Some of these myths scare-monger about ketogenic diets, while others overly exaggerate the benefits.
Here are a few to be aware of;
1. Ketosis Will Lead to Ketoacidosis
Ketosis is a natural metabolic state during which our body produces ketone bodies to fuel our energy needs.
On the other hand, ketoacidosis is a medical emergency, and it occurs when ketone levels are too high (and become dangerous) to our body.
If ketosis means higher ketone levels, then isn’t this dangerous?
Well, this is where some people – even health professionals – get confused.
The two conditions are very different things, and nutritional ketosis is entirely unrelated to ketoacidosis.
For one thing, our body is intelligent, and it will release small amounts of insulin to stop ketone levels from becoming too high (14).
Ketoacidosis is otherwise known as diabetic ketoacidosis (DKA), and it is a danger for untreated type 1 diabetics because they cannot produce sufficient insulin.
Diabetic ketoacidosis is the biggest cause of death in type 1 diabetics, and it occurs when symptoms of type 1 diabetes go untreated (15).
It is vital that patients with diabetes consult their medical team before trying any new diet.
2. Eat More Fat, Lose More Weight
For some reason, there is a myth that we can eat as much fat as we want and not gain weight.
While there is nothing wrong with a high-fat diet providing it is well-formulated, purposefully binging on fat is far from ideal.
And it definitely isn’t a good strategy for weight loss.
Ketogenic diets work well for weight loss, but they won’t if someone is purposefully adding large amounts of isolated fats to everything,
3. The Body Requires a Minimum of 130 Grams Carbohydrate Per Day
Some people claim that our brain needs a minimum of 130 grams of carbohydrate per day to “maintain brain function”.
If that were true, we would have all died out in the ice age.
While it is true that we all function best on different amounts of carbohydrate, it isn’t right to prescribe a universal minimum carbohydrate intake.
It is clear to see that some people — whether they be doctors, scientists, or the general public — thrive on very low carb diets.
Others may find that a ketogenic diet doesn’t suit them and will prefer a higher carbohydrate intake – perhaps a paleo diet, or even a high-carb diet.
That’s no problem, and we are all different with what we feel is right for us.
However, there is no evidence that we need to eat 130 grams of carbohydrate per day.
4. “Fat-Burning Foods”
You may occasionally hear claims that certain keto-friendly foods are good at burning fat.
However, It is our overall diet that results in lipolysis (the breakdown of stored fat), and there are no specific “fat-burning” foods.
Certain foods may slightly increase our rate of metabolism, but eating more of them doesn’t bring a net positive to weight loss.

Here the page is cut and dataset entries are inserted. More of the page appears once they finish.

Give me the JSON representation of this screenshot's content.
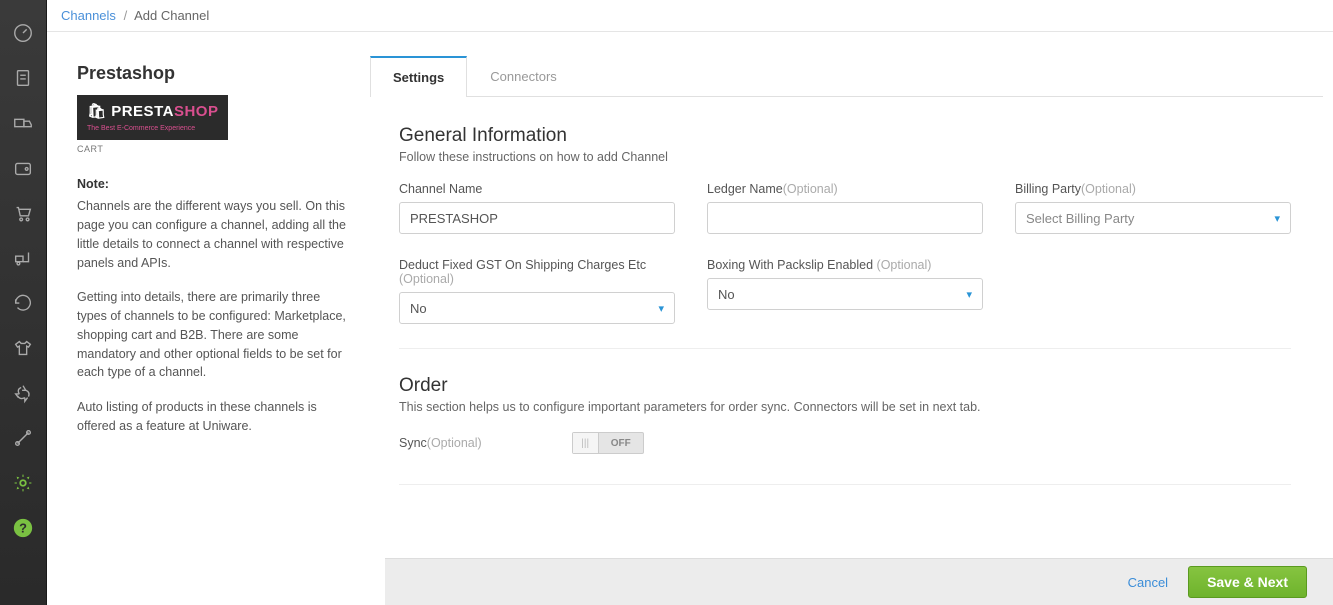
{
  "breadcrumb": {
    "link": "Channels",
    "current": "Add Channel"
  },
  "info": {
    "title": "Prestashop",
    "logo_presta": "PRESTA",
    "logo_shop": "SHOP",
    "logo_tag": "The Best E-Commerce Experience",
    "cart": "CART",
    "note_label": "Note:",
    "p1": "Channels are the different ways you sell. On this page you can configure a channel, adding all the little details to connect a channel with respective panels and APIs.",
    "p2": "Getting into details, there are primarily three types of channels to be configured: Marketplace, shopping cart and B2B. There are some mandatory and other optional fields to be set for each type of a channel.",
    "p3": "Auto listing of products in these channels is offered as a feature at Uniware."
  },
  "tabs": {
    "settings": "Settings",
    "connectors": "Connectors"
  },
  "form": {
    "general_h": "General Information",
    "general_sub": "Follow these instructions on how to add Channel",
    "channel_name_label": "Channel Name",
    "channel_name_value": "PRESTASHOP",
    "ledger_label": "Ledger Name",
    "ledger_opt": "(Optional)",
    "billing_label": "Billing Party",
    "billing_opt": "(Optional)",
    "billing_placeholder": "Select Billing Party",
    "deduct_label": "Deduct Fixed GST On Shipping Charges Etc ",
    "deduct_opt": "(Optional)",
    "deduct_value": "No",
    "boxing_label": "Boxing With Packslip Enabled ",
    "boxing_opt": "(Optional)",
    "boxing_value": "No",
    "order_h": "Order",
    "order_sub": "This section helps us to configure important parameters for order sync. Connectors will be set in next tab.",
    "sync_label": "Sync",
    "sync_opt": "(Optional)",
    "toggle_off": "OFF"
  },
  "footer": {
    "cancel": "Cancel",
    "save": "Save & Next"
  }
}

This is similar to the “superfood” concept – there are no single foods that miraculously rescue our health.
And there are no foods that magically burn fat either.
Is a Ketogenic Diet the Best Option For Weight Loss?
Ketogenic diets are very efficient at what they do, and they may well be the best diet for losing weight.
That said, the “best diet” is subjective, and it very much depends on the individual.
People who feel more comfortable on a low or moderate carbohydrate intake (or other diets) can also be successful.
If someone finds a ketogenic diet satisfying, and they don’t mind strictly restricting the amount of carbohydrate they eat, then they should be able to adhere to it successfully.
With proper adherence, a well-formulated ketogenic diet will work very well for weight loss.
Lastly, some people also find that using an intermittent fasting plan alongside keto can work well for weight loss.